How Michael Jordan is quietly taking over the NBA once again
Almost seven years to the day after he became owner of the Charlotte Hornets, Michael Jordan is flexing his muscle — and putting his stamp on the NBA once again.
The latest example comes courtesy of the New York Knicks, oddly enough. When James Dolan and Charles Oakley publicly butted heads last week, commissioner Adam Silver looped in Jordan to help smooth things over.
Yes, Jordan and Oakley are longtime friends, which certainly was a factor in His Airness' involvement, but this was bigger than camaraderie. Jordan has the respect and attention of everyone even tangentially related to the NBA every time he steps into a room. He knows that as much as we do, and he's becoming more comfortable wielding that cudgel with every passing day.
If you're James Dolan and Michael Jordan tells you to knock it off, you knock it off. You don't argue with the man who has a more legitimate claim to owning the Garden than your own.
The same is true if you're the NBA owners and the players' union. Both sides credited Jordan for facilitating smooth negotiations on the new CBA this past year, which culminated in a new agreement last month without even the threat of a work stoppage. As Cleveland's James Jones put it (via NBA.com):
“The imagery of negotiations between players and owners,” Jones said, “is where you envision players on one side, owners on the other, both jockeying for position, both not wanting to flinch, both wanting to put their strongest face forward. Tone and rhetoric is a huge part of that. Mike is able to defuse that. He understands the passion that players have. He understands that language and he’s able to digest it and relay it to the owners. And he’s also able to relay the owners’ sentiments and viewpoints.

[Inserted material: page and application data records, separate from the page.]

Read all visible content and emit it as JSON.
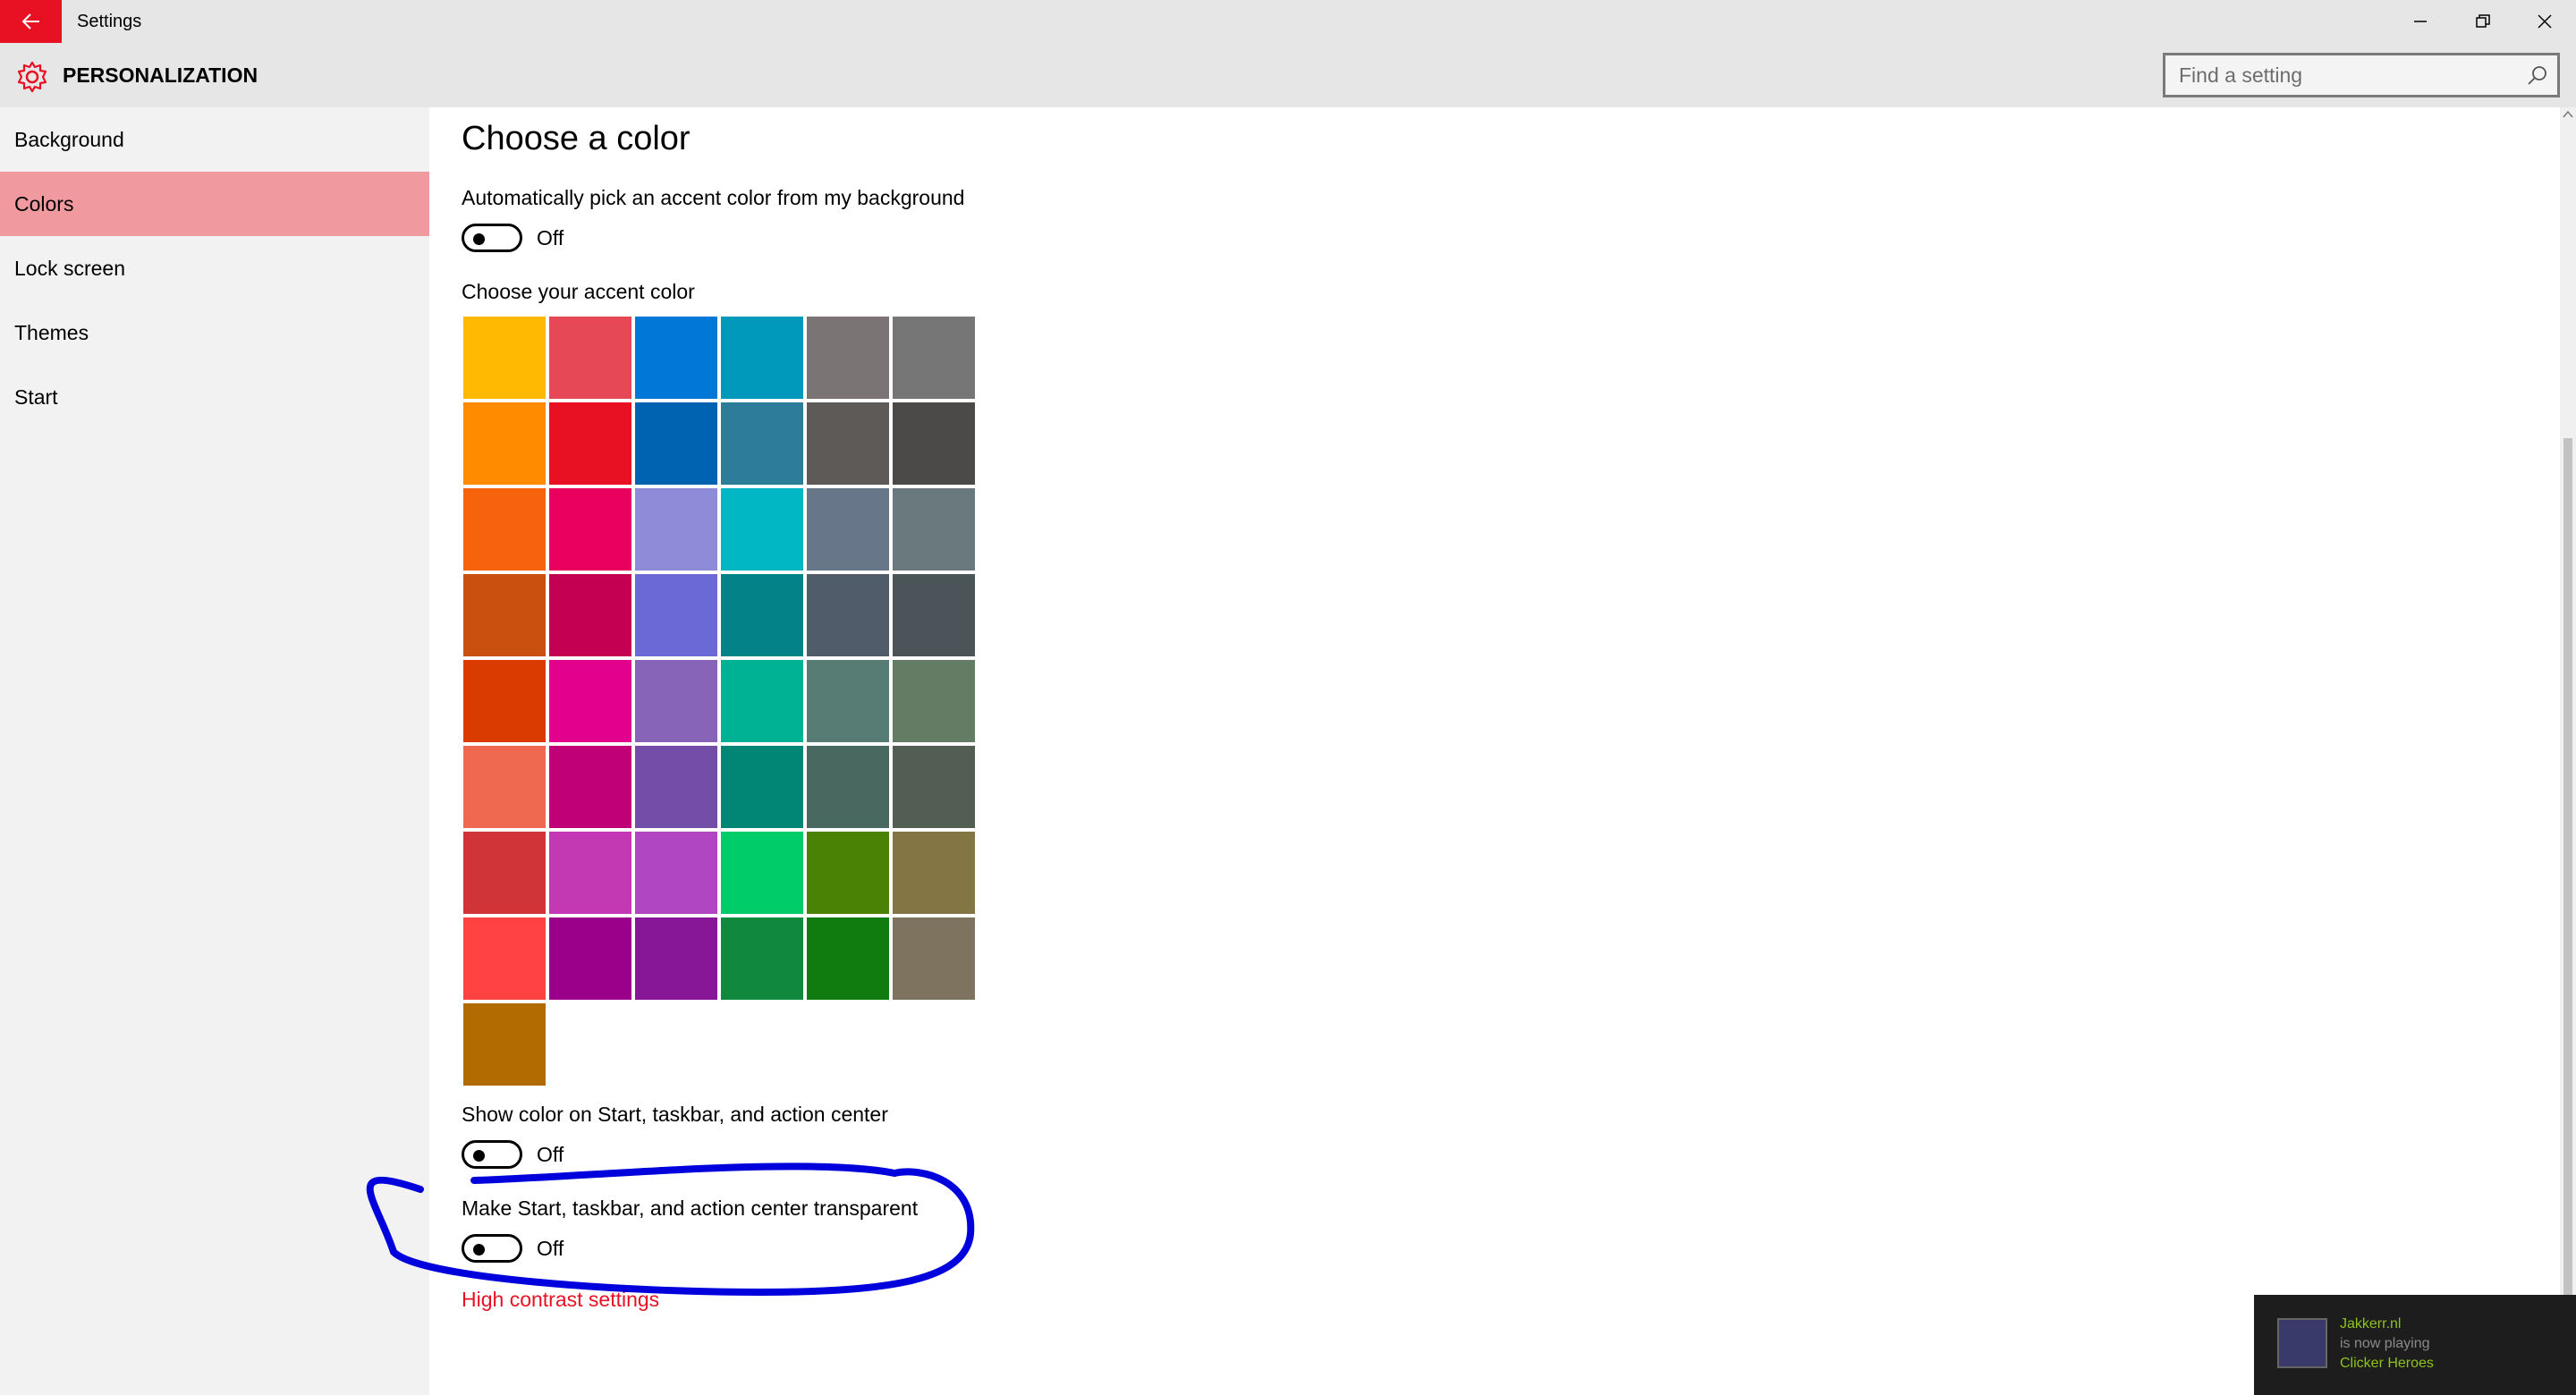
{
  "titlebar": {
    "title": "Settings",
    "back_icon": "back-arrow-icon",
    "minimize_icon": "minimize-icon",
    "restore_icon": "restore-icon",
    "close_icon": "close-icon"
  },
  "header": {
    "icon": "gear-icon",
    "title": "PERSONALIZATION",
    "search_placeholder": "Find a setting",
    "search_icon": "search-icon"
  },
  "sidebar": {
    "items": [
      {
        "label": "Background",
        "active": false
      },
      {
        "label": "Colors",
        "active": true
      },
      {
        "label": "Lock screen",
        "active": false
      },
      {
        "label": "Themes",
        "active": false
      },
      {
        "label": "Start",
        "active": false
      }
    ]
  },
  "main": {
    "heading": "Choose a color",
    "auto_pick": {
      "label": "Automatically pick an accent color from my background",
      "state": "Off"
    },
    "accent_label": "Choose your accent color",
    "accent_colors": [
      "#ffb900",
      "#e74856",
      "#0078d7",
      "#0099bc",
      "#7a7574",
      "#767676",
      "#ff8c00",
      "#e81123",
      "#0063b1",
      "#2d7d9a",
      "#5d5a58",
      "#4c4a48",
      "#f7630c",
      "#ea005e",
      "#8e8cd8",
      "#00b7c3",
      "#68768a",
      "#69797e",
      "#ca5010",
      "#c30052",
      "#6b69d6",
      "#038387",
      "#515c6b",
      "#4a5459",
      "#da3b01",
      "#e3008c",
      "#8764b8",
      "#00b294",
      "#567c73",
      "#647c64",
      "#ef6950",
      "#bf0077",
      "#744da9",
      "#018574",
      "#486860",
      "#525e54",
      "#d13438",
      "#c239b3",
      "#b146c2",
      "#00cc6a",
      "#498205",
      "#847545",
      "#ff4343",
      "#9a0089",
      "#881798",
      "#10893e",
      "#107c10",
      "#7e735f",
      "#b26b00"
    ],
    "show_color": {
      "label": "Show color on Start, taskbar, and action center",
      "state": "Off"
    },
    "transparent": {
      "label": "Make Start, taskbar, and action center transparent",
      "state": "Off"
    },
    "link": "High contrast settings"
  },
  "toast": {
    "line1": "Jakkerr.nl",
    "line2": "is now playing",
    "line3": "Clicker Heroes",
    "accent": "#8dc21f"
  },
  "colors": {
    "titlebar_bg": "#e6e6e6",
    "back_button": "#e81123",
    "sidebar_bg": "#f2f2f2",
    "sidebar_active": "#f0999f",
    "annotation": "#0000dd",
    "link": "#e81123"
  }
}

“That makes a very trying and taxing situation a lot more manageable and bearable.”